The leaves have fallen and the temperatures are dropping — time to make sure your home is ready for winter! Here are a few easy items to check off your list.
Plumbing and Hoses
Make sure all of the hoses have been removed from the outside hose bib and drained. Adding a hose bib insulator to the faucet is also helpful for insulating. If your home is older or hasn’t been weatherized, when temperatures drop below zero leave cabinet doors open in kitchen and bathrooms so warm air in your home can reach the pipes. Make sure everyone in the family knows how to turn off the water at the main valve should a pipe break.
Smoke and Carbon Monoxide Detectors
Be sure to test or change batteries in smoke detectors and carbon monoxide detectors. Replace with new detectors as needed per the manufacturers recommendations. A good tip is to check smoke detectors and carbon monoxide detectors monthly.

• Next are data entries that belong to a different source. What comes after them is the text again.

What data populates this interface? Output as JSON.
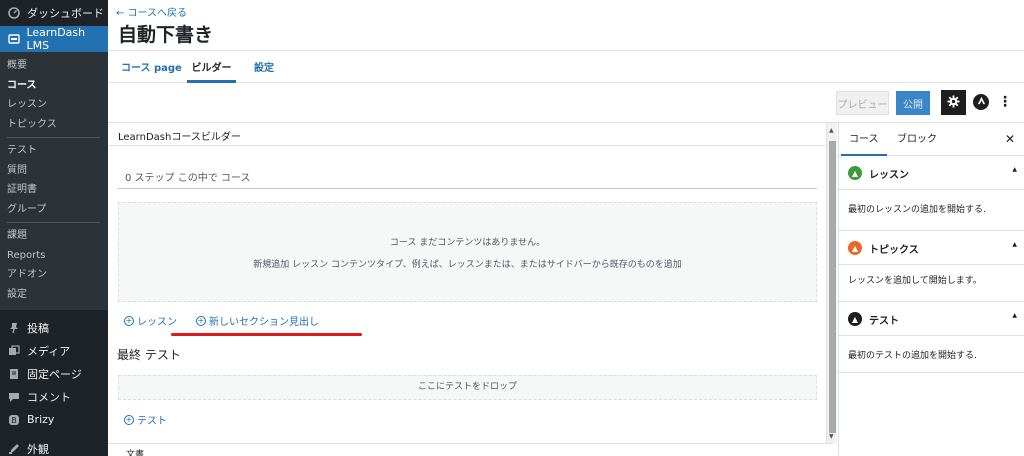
{
  "admin_menu": {
    "top": [
      {
        "label": "ダッシュボード",
        "icon": "dashboard-icon"
      },
      {
        "label": "LearnDash LMS",
        "icon": "learndash-icon"
      }
    ],
    "sub": [
      {
        "label": "概要"
      },
      {
        "label": "コース"
      },
      {
        "label": "レッスン"
      },
      {
        "label": "トピックス"
      },
      {
        "label": "テスト"
      },
      {
        "label": "質問"
      },
      {
        "label": "証明書"
      },
      {
        "label": "グループ"
      },
      {
        "label": "課題"
      },
      {
        "label": "Reports"
      },
      {
        "label": "アドオン"
      },
      {
        "label": "設定"
      }
    ],
    "bottom": [
      {
        "label": "投稿",
        "icon": "pin-icon"
      },
      {
        "label": "メディア",
        "icon": "media-icon"
      },
      {
        "label": "固定ページ",
        "icon": "pages-icon"
      },
      {
        "label": "コメント",
        "icon": "comment-icon"
      },
      {
        "label": "Brizy",
        "icon": "brizy-icon"
      },
      {
        "label": "外観",
        "icon": "appearance-icon"
      }
    ]
  },
  "header": {
    "back_link": "← コースへ戻る",
    "title": "自動下書き"
  },
  "tabs": [
    {
      "label": "コース page"
    },
    {
      "label": "ビルダー"
    },
    {
      "label": "設定"
    }
  ],
  "toolbar": {
    "preview_label": "プレビュー",
    "publish_label": "公開",
    "settings_icon": "gear-icon",
    "astra_icon": "astra-logo-icon",
    "more_icon": "more-vertical-icon"
  },
  "builder": {
    "title": "LearnDashコースビルダー",
    "steps_text": "0 ステップ この中で コース",
    "empty_line1": "コース まだコンテンツはありません。",
    "empty_line2": "新規追加 レッスン コンテンツタイプ、例えば、レッスンまたは、またはサイドバーから既存のものを追加",
    "add_lesson": "レッスン",
    "add_section": "新しいセクション見出し",
    "final_quiz_title": "最終 テスト",
    "drop_zone": "ここにテストをドロップ",
    "add_quiz": "テスト"
  },
  "footer": {
    "doc_label": "文書"
  },
  "panel": {
    "tab_course": "コース",
    "tab_block": "ブロック",
    "close": "✕",
    "sections": [
      {
        "title": "レッスン",
        "body": "最初のレッスンの追加を開始する.",
        "color": "#3e9a3a"
      },
      {
        "title": "トピックス",
        "body": "レッスンを追加して開始します。",
        "color": "#e8692a"
      },
      {
        "title": "テスト",
        "body": "最初のテストの追加を開始する.",
        "color": "#1e1e1e"
      }
    ]
  },
  "colors": {
    "admin_bg": "#1d2327",
    "accent": "#2271b1",
    "highlight": "#e0171b"
  }
}
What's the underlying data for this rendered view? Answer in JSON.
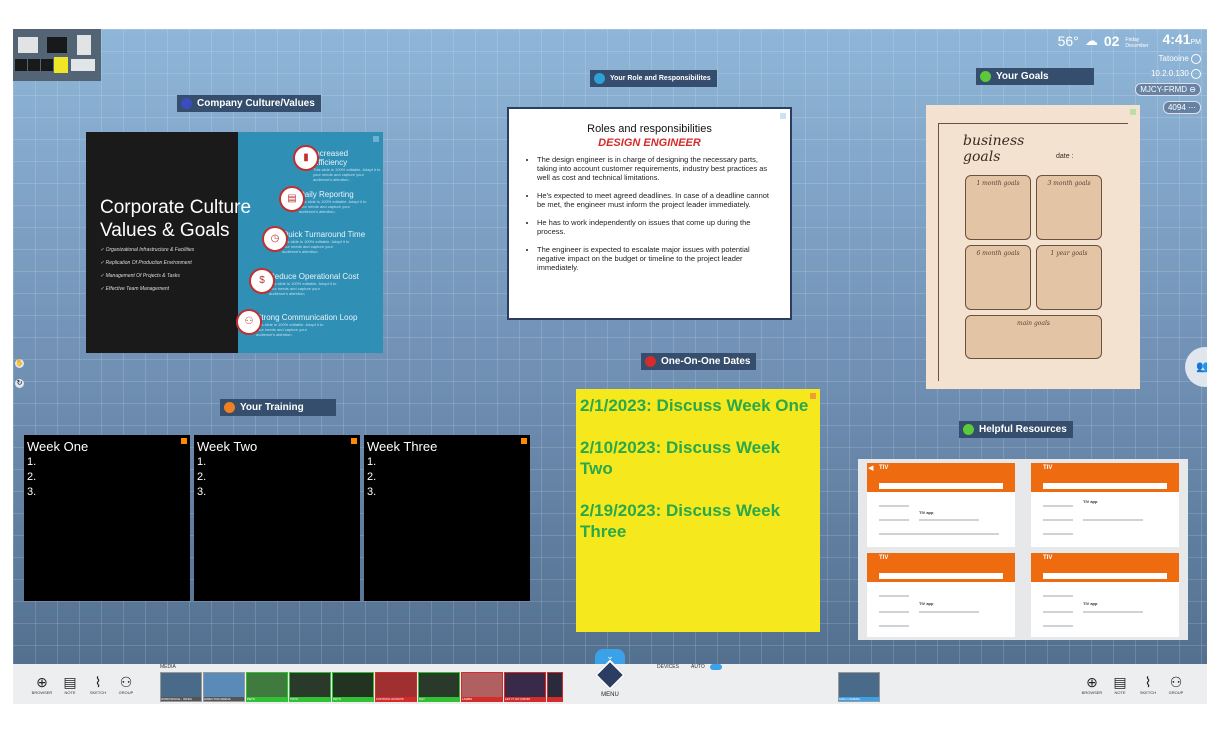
{
  "status": {
    "temperature": "56°",
    "day": "02",
    "day_label_top": "Friday",
    "day_label_bottom": "December",
    "time": "4:41",
    "ampm": "PM",
    "location": "Tatooine",
    "ip": "10.2.0.130",
    "device_code": "MJCY-FRMD",
    "users": "4094"
  },
  "labels": {
    "culture": "Company Culture/Values",
    "role": "Your Role and Responsibilites",
    "goals": "Your Goals",
    "one_on_one": "One-On-One Dates",
    "training": "Your Training",
    "resources": "Helpful Resources"
  },
  "colors": {
    "culture_dot": "#3b4cc0",
    "role_dot": "#2ea0d8",
    "goals_dot": "#5cc93a",
    "one_on_one_dot": "#d42b2b",
    "training_dot": "#f08020",
    "resources_dot": "#5cc93a"
  },
  "culture_slide": {
    "title_line1": "Corporate Culture",
    "title_line2": "Values & Goals",
    "bullets": [
      "Organizational Infrastructure & Facilities",
      "Replication Of Production Environment",
      "Management Of Projects & Tasks",
      "Effective Team Management"
    ],
    "items": [
      {
        "title": "Increased Efficiency",
        "text": "This slide is 100% editable. Adapt it to your needs and capture your audience's attention."
      },
      {
        "title": "Daily Reporting",
        "text": "This slide is 100% editable. Adapt it to your needs and capture your audience's attention."
      },
      {
        "title": "Quick Turnaround Time",
        "text": "This slide is 100% editable. Adapt it to your needs and capture your audience's attention."
      },
      {
        "title": "Reduce Operational Cost",
        "text": "This slide is 100% editable. Adapt it to your needs and capture your audience's attention."
      },
      {
        "title": "Strong Communication Loop",
        "text": "This slide is 100% editable. Adapt it to your needs and capture your audience's attention."
      }
    ]
  },
  "roles": {
    "title": "Roles and responsibilities",
    "subtitle": "DESIGN ENGINEER",
    "items": [
      "The design engineer is in charge of designing the necessary parts, taking into account customer requirements, industry best practices as well as cost and technical limitations.",
      "He's expected to meet agreed deadlines. In case of a deadline cannot be met, the engineer must inform the project leader immediately.",
      "He has to work independently on issues that come up during the process.",
      "The engineer is expected to escalate major issues with potential negative impact on the budget or timeline to the project leader immediately."
    ]
  },
  "goals_card": {
    "title_line1": "business",
    "title_line2": "goals",
    "date_label": "date :",
    "boxes": [
      "1 month goals",
      "3 month goals",
      "6 month goals",
      "1 year goals",
      "main goals"
    ]
  },
  "training": [
    {
      "title": "Week One",
      "lines": "1.\n2.\n3."
    },
    {
      "title": "Week Two",
      "lines": "1.\n2.\n3."
    },
    {
      "title": "Week Three",
      "lines": "1.\n2.\n3."
    }
  ],
  "one_on_one_dates": [
    "2/1/2023: Discuss Week One",
    "2/10/2023: Discuss Week Two",
    "2/19/2023: Discuss Week Three"
  ],
  "resources": {
    "card_brand": "TIV",
    "card_heading": "TIV app"
  },
  "toolbar": {
    "browser": "BROWSER",
    "note": "NOTE",
    "sketch": "SKETCH",
    "group": "GROUP",
    "media_label": "MEDIA",
    "devices_label": "DEVICES",
    "auto_label": "AUTO",
    "menu_label": "MENU",
    "thumbs": [
      "WORKSPACE - INFRA",
      "DIRECTOR ARENA",
      "PETS",
      "TOTS",
      "PETS",
      "CONTROL ROOM B",
      "DAY",
      "LAMBS",
      "LET IT GO (FROM",
      ""
    ],
    "device_thumb": "MAIN CAMERA"
  }
}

Don’t forget to replace the filters in your heating system. This is the time of year to have your heating system professionally serviced. If you have a gas, propane or fuel oil forced air furnace, it should be checked for a cracked heat-exchanger that can emit carbon monoxide. Heating companies sometimes offer specials on heating system inspections and cleanings in the fall. Having your heating system serviced now may help avoid the frantic call when it is 10 below zero and the heating contractor is three days out with all the other frantic no heat calls.
Fireplace or Woodstove
If you enjoy a warm fire during the colder months, call a chimney sweep for a cleaning and safety check. It’s frightening to see flames shooting from your chimney! Reverse your ceiling fans during the winter to keep the warm air circulating downward.
If you’re stocking up on firewood, make sure to store it away from your house or other buildings. The last thing you want to do is invite wood-boring pests like carpenter ants into your house. Storing your wood someplace with good drainage and on blocks can help maintain airflow under the pile to help reduce moisture problems which attract insects.
Update your emergency kit. We suggest having flashlights and extra batteries, a first-aid kit, and several days of water, food and medicines. Just imagine your whole family (including your pets!) being in your home for a week with no lights, no heat, no power. What would you need? Tip: fill empty bottles with water and keep them in your freezer. If the power goes out, the ice will keep your food cold longer and melt into water if you need it.
More Tips and Resources
You can also call us at (907) 330-8166 or toll free in Alaska at (800) 478-4636.
Want to renovate? We may be able to help.
If you’re thinking of making renovations to your home for weatherization, energy efficiency or another reason, we have several types of renovation loans. Click the links below to learn more!